There's plenty of blame to go around regarding the travesty that is the Patriot Act, but the key point now is that it's up to Congress to fix it.
That likely would have be eneasier with a different resident in the White House come January, but that's irrelevant. Congress was snowed into passing this affront to our country's long-cherished civil liberties and legal protections, and it's up to Congress to repair the damage.
Once seen as an issue pitting so-called conservatives against liberals, even though only one senator and a handful of representatives in Congress voted against it, bipartisan criticism is steadily growing.
Pushed through just days after the Sept. 11 attacks - printed at 3:30 a.m. and passed by Congress at 11 a.m. - not a single member of Congress read it before voting.
Some provisions of this 342-page monstrosity make sense and should be retained, such as amending federal money-laundering laws, creating new federal crimes for attacks on mass transportation facilities, increasing cooperation among law enforcement agencies and authorizing new appropriations to enhance border security.
There is much to be alarmed about, as Whitman College Professor Timothy Kaufman-Osborn recently reminded a crowd of civic-minded residents in Milton-Freewater.
He said the Patriot Act greatly expanded the ability of police to conduct secret searches, subject political and civic organizations to surveillance and jail people on suspicion alone and then hold them indefinitely without charges or meaningful judicial review.
Even the Justice Department's own inspector general condemned the use of the Patriot Act as "haphazard and indiscriminate," Kaufman-Osborn noted.
Examples abound of how the Patriot Act has been used to circumvent the civil liberties guaranteed by the Constitution. For example:
The Fourth Amendment promises that "the right of the people to be secure in their persons, houses, papers and effects, against unreasonable searches and seizures, shall not be violated." The Patriot Act allows police to conduct secret searches of homes without probable cause or a warrant if a link to terrorism is suspected, and without ever acknowledging the intrusion.
That's what happened to a Portland attorney who was arrested after he was apparently linked to the terrorist train bombing in Spain by a fingerprint found at the scene (and, apparently, because he had represented Muslims and had adopted the religion). The FBI found nothing incriminating when it secretly broke into his home. And after being jailed for about a week with no charges filed, he was released when it was found the fingerprint wasn't a match after all (not even close).

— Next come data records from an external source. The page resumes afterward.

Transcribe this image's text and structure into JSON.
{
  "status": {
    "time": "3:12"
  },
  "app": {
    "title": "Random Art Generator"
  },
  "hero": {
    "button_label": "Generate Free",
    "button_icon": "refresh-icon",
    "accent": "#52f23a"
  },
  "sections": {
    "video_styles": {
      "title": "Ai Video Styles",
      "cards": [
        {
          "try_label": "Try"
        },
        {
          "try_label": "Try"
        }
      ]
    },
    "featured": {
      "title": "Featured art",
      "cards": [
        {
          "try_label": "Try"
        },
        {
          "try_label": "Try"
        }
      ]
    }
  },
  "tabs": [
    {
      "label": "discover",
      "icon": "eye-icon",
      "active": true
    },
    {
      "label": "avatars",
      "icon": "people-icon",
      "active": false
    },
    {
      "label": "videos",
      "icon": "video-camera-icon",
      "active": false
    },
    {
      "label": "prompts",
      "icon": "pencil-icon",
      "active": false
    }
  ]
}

The Sixth Amendment provides the right to a speedy trial and the right to be informed of the facts of an accusation. More than 1,000 arrests have been made under the Patriot Act and many of those people are still being held - three years later - either in the United States or at Guantanamo Bay without ever being charged and without access to legal representation.
So far, none of those arrested have actually been charged with participating in the Sept. 11 attacks or with being terrorists.
Let's see, secret searches without court oversight, arrests without charges or access to attorneys - sounds a lot like the complaints the colonists had against the British when Jefferson wrote the Declaration of Independence.
Such tactics also move the United States closer toward the totalitarian regimes we are battling in the war on terrorism rather than extolling the respect we have for personal freedoms and protections.
The Patriot Act reverses the most fundamental protections of this country. "You're presumed guilty until determined to be innocent," David Cole of Georgetown University says in a documentary about the outcome of the Patriot Act produced by the American Civil Liberties Union titled "Unconstitutional."
We need to remember it's not the executive branch that makes laws - or fixes bad ones - and then push our representatives to re-embrace the concepts of civil liberties and personal privacy that formed the foundation of this country. That can only make us stronger.